To do: Wherever the string "PDUs" shows up in the data below, copy the whole line.

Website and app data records
Content starts

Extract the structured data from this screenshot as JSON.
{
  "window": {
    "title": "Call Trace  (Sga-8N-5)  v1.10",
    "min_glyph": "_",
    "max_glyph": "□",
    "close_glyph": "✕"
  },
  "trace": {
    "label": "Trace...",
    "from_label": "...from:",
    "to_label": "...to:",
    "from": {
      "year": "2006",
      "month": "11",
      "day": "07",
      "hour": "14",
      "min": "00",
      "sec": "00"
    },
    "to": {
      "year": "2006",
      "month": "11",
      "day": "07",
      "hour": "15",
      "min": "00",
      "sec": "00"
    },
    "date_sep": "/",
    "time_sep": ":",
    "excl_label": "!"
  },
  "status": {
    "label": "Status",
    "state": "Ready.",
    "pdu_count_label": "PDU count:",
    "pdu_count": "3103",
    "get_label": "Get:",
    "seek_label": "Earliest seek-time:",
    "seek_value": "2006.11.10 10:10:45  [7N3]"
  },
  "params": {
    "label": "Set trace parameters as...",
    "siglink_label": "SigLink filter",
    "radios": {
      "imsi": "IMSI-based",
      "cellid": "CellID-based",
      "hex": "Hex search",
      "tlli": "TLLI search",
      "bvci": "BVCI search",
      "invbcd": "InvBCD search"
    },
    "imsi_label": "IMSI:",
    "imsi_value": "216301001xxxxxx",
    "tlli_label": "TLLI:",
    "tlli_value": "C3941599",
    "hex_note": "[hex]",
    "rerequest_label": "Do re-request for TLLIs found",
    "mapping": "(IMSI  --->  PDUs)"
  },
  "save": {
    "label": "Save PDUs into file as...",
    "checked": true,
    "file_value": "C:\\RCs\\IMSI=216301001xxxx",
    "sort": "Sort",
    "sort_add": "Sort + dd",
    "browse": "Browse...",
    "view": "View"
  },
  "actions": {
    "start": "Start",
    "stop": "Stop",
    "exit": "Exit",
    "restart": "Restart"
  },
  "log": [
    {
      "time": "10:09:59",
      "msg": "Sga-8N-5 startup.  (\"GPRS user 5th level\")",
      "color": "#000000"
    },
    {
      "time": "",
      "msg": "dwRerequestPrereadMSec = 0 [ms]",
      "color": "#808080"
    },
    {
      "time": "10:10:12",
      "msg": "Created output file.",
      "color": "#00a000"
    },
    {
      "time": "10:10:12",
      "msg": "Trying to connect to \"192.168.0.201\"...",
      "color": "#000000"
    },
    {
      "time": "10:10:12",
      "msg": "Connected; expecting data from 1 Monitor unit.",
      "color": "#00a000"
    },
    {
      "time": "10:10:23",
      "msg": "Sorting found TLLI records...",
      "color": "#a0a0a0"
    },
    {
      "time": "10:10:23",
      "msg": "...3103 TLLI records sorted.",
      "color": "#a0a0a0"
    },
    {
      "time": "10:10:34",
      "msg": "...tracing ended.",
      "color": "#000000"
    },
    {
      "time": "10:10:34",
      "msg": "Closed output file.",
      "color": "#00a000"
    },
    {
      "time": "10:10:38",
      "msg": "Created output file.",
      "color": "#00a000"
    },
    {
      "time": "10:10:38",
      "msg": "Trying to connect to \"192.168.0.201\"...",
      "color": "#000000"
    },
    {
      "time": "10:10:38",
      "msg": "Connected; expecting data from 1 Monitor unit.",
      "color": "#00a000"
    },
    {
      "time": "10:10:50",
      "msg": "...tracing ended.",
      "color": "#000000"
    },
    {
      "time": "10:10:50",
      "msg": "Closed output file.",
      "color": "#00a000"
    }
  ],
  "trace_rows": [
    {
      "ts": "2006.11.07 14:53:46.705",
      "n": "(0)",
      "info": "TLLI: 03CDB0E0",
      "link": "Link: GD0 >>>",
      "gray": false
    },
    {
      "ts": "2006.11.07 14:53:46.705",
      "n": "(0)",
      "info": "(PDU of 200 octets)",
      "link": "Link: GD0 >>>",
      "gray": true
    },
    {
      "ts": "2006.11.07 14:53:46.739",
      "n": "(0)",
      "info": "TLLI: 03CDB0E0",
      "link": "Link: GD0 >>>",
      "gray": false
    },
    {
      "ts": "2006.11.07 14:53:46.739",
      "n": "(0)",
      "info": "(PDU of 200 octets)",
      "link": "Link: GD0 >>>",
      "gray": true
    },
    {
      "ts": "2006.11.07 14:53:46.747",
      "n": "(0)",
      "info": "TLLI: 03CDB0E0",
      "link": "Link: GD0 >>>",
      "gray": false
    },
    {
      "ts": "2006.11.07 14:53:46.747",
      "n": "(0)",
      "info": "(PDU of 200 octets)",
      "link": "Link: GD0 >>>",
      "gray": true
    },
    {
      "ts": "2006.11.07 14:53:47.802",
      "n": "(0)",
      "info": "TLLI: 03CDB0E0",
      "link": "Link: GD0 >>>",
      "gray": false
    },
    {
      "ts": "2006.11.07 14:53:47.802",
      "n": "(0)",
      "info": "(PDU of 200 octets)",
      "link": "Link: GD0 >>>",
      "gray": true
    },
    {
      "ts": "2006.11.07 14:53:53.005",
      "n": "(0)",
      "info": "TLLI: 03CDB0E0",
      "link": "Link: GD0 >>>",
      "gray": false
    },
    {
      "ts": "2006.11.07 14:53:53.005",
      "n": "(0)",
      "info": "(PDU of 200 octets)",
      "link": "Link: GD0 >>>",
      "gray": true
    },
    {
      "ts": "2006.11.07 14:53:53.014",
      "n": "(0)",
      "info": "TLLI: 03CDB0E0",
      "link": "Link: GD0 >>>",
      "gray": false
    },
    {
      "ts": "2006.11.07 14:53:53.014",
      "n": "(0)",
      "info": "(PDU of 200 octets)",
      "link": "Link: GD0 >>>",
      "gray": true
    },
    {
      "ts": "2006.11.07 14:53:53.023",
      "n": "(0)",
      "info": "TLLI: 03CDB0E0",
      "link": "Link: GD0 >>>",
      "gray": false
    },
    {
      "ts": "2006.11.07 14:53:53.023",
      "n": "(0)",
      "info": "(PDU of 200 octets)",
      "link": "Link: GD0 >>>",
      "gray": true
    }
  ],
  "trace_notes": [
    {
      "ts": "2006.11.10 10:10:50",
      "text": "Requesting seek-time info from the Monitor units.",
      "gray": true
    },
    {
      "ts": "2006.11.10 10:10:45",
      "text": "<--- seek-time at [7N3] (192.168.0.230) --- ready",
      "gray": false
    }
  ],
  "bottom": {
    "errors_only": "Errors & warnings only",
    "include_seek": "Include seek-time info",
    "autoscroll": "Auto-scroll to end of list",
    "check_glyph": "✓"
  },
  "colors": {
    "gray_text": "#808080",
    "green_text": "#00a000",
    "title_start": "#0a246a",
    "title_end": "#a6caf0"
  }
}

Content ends

Answer space:
    "mapping": "(IMSI  --->  PDUs)"
    "label": "Save PDUs into file as...",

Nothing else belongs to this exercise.